As friendly as he is, Lucas is one of the dogs that will never be up for adoption because of his violent past. The dozens of scars that cover his body are a clear indication that he was a veteran fighter, meaning he was good enough to keep being put back in the ring as spectators gambled on whether he would tear apart another dog.

Lucas will spend the rest of his life at the sanctuary. He gets several walks a day, he's fed and has shelter.

Nachminovitch said that sounds good to most people, but the dog will still be spending the rest of his life in confinement.

But McMillan said this is a chance to see whether loving care and training are enough to rehabilitate fighting dogs. He said the program could also be a valuable step in dispelling the notion that pit bulls are innately dangerous.

The instinct to attack other dogs will take a long time to erase — if it can be done. There was a fight when one dog was mistakenly put into a kennel where another dog was already being kept. Garcia said it was a simple mistake, and the dogs were quickly separated before either was injured.

Most of the dogs will remain isolated from each other for a while longer. McMillan said handlers have brought a few of the dogs — very carefully and on restraints — together already. Some of the meetings have gone well, others were quickly halted when dogs showed warning signs as they approached.

It's going to be a slow process.

"It could be years. We don't know, but we're willing to take care of them as long as it takes," Garcia said.
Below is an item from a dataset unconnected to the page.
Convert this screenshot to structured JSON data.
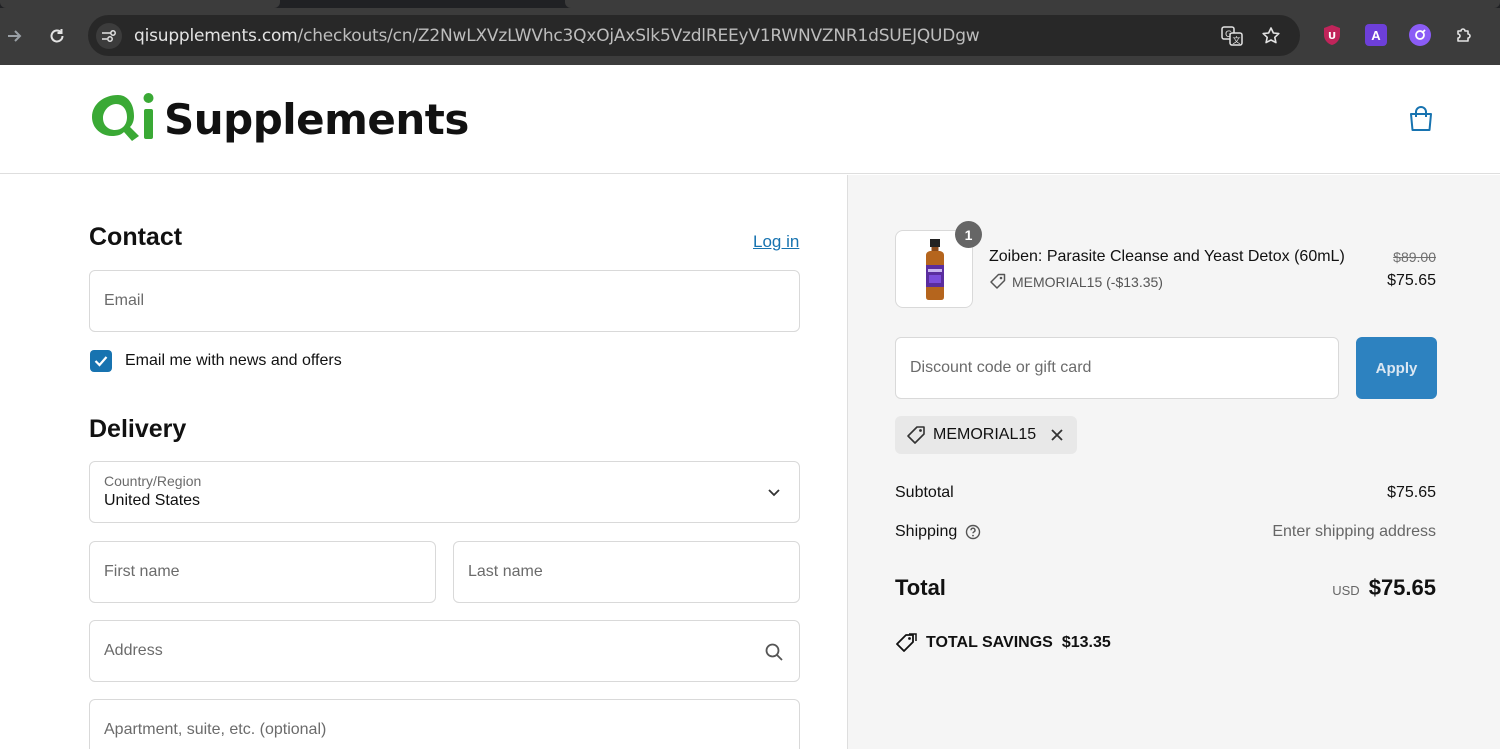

PETA feels such limited contact is wrong. Best Friends maintains it's better than the alternative.